    Their worse survival is only partly explained by more advanced cancer at diagnosis and has more to do with the presence of comorbidities and the treatment facilities available in more deprived areas, Professor Blakely says.

    He explained obesity has been found to contribute up to 17 per cent of colon cancer among men and 6 per cent of colon cancer among women, and the contribution of obesity is even greater among Maori and Pacific Islanders.

    “So, if you could get people to slim down it would make a big difference,†Professor Blakely says.

    Physical activity reduces the risk of colorectal cancer, according to a 2007 report from the World Cancer Research Fund and the Institute for Cancer Research.

    Factors that have been convincingly demonstrated to increase that risk include eating red meat and processed meat, having more body fat, more abdominal fat, and being taller, Professor Blakely says.

    Alcohol use also increases the risk of colorectal cancer but the evidence for this link is more convincing among men than women.

    The Cancer Society seminar, called “Beating bowel cancer – the bottom lineâ€, was held in Wellington in June and was attended by 150 people including 13 GPs and 12 practice nurses.
  3. Beating bowel cancer – the bottom line

    doctors have a sense of humour???

    whodathunkit??? :LOL:
  4. Is there anything that doesn't give you cancer or some other disease these days?
  5. I read somewhere recently that whilst vegetarians have lower overall rates of cancer than meat eaters, they actually have higher rates of bowel cancer compared to meat eaters.

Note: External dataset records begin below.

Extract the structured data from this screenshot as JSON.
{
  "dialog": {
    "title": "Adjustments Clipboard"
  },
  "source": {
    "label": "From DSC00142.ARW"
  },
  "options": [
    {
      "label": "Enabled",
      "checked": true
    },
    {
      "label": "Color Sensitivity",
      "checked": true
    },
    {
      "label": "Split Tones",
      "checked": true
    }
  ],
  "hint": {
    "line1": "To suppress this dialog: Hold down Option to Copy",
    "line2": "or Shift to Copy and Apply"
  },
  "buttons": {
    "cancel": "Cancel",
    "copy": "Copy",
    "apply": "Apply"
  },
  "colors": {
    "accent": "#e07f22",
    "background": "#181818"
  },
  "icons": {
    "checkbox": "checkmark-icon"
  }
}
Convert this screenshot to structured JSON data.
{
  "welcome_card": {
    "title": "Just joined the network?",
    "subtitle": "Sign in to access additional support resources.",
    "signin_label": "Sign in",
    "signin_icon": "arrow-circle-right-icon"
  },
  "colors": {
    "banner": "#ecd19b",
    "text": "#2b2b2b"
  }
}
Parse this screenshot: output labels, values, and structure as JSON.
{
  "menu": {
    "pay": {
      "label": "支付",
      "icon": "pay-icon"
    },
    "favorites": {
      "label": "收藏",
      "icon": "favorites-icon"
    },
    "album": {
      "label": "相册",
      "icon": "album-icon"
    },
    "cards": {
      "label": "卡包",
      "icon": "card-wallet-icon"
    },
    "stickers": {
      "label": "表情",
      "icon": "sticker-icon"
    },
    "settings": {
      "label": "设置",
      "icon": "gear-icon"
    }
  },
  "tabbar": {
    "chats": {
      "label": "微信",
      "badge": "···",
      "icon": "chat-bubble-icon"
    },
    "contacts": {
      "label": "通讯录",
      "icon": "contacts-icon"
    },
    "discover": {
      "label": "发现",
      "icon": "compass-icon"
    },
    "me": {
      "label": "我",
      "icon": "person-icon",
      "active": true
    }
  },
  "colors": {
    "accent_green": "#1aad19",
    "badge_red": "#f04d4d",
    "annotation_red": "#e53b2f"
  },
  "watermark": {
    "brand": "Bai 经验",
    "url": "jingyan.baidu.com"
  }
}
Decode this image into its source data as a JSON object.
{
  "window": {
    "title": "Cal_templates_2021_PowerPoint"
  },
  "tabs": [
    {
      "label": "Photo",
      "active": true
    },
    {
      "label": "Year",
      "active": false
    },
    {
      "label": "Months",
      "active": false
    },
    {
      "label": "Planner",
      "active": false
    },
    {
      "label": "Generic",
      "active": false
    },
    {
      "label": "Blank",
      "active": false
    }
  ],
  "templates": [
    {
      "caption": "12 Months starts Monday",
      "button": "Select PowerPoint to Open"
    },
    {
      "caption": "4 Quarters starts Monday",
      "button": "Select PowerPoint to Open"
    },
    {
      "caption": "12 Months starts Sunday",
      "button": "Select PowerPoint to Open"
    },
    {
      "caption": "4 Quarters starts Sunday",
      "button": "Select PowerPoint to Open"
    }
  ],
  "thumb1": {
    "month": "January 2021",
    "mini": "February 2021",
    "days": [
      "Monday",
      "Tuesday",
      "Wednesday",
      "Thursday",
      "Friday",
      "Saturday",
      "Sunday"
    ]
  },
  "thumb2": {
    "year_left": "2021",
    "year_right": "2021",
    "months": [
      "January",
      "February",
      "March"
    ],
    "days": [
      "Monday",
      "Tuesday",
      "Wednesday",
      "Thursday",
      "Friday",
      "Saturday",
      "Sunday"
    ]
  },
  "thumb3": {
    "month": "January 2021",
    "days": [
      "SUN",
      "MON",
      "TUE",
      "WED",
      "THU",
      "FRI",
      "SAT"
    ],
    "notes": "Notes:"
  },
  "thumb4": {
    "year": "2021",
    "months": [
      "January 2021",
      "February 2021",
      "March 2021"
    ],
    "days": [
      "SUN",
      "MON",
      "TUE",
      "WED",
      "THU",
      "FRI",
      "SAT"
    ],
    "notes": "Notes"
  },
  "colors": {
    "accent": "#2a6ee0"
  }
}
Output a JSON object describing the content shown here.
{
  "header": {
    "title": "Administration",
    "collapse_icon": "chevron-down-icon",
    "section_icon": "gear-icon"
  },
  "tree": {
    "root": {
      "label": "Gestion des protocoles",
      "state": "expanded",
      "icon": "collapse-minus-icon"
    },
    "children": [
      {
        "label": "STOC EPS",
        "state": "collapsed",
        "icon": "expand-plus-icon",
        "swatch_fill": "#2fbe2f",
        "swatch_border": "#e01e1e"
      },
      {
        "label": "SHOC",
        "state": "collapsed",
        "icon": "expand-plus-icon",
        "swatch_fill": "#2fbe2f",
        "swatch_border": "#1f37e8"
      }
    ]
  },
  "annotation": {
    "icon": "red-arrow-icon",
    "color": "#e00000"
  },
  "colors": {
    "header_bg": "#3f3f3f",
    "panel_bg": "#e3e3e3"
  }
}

Dunno how true this is or what it's based on but interesting nonetheless.
  6. I like the sign I saw on the back of a Butcher's truck the other day;

    If God hadn't intended us to eat animals, why did he make them out of meat??
  7. Life gives you cancer.
  8. Have you heard of the Tofudebeast?


    Caption: In sudden disgust, the three lionesses realized they had killed a tofudebeest--one of the Serengeti's obnoxious health antelopes.
  9. :rofl: Sounds like Gary Larsen!!!
  10. I think vegetarians having a lower rate of cancer is a myth too.

    I just roll my eyes now every time a new food study comes out now.

    Oh, and oxygen is dangerous. We need to reduce this harmful chemical in our body.
  11. any food which goes through a change of state can apparently increase the chances of you getting cancer. Theres a shed load of science myth or fact that goes into the above statement, but needless to say the chance must be very slim or we would of died out after our ancestors decided to cook anything.
  12. The whole "roughage" thing may be just a red herring. You can eat plenty of dietary fibre in vegetables and fruit.

    Early humans wouldnt have been eating grains.
  13. overall, vegetarians are more likely to be interested in diet and exercise and are less likely to be fat so of course they are less likely to be affected by things commonly caused by bad diets (heart attacks etc)
  14. Thats the problem with these kinds of studies. Correlation does not equal causation, yet articles written about these studies always jump to causation and myths are born. Same with saturated fats, cholesterol etc etc

    Just eat your veggies kids, youll be much happier.
  15. I go with the "all things in moderation" philosophy myself.

    And I did my own scientific study last night and can now confirm that "beanz meanz fartz" :p :p
  16. ..everything works it's way out in the end!!..... :p
  17. And if it doesn't, remember the lessons from school - if it's too hard, you can always use a pencil to work it out.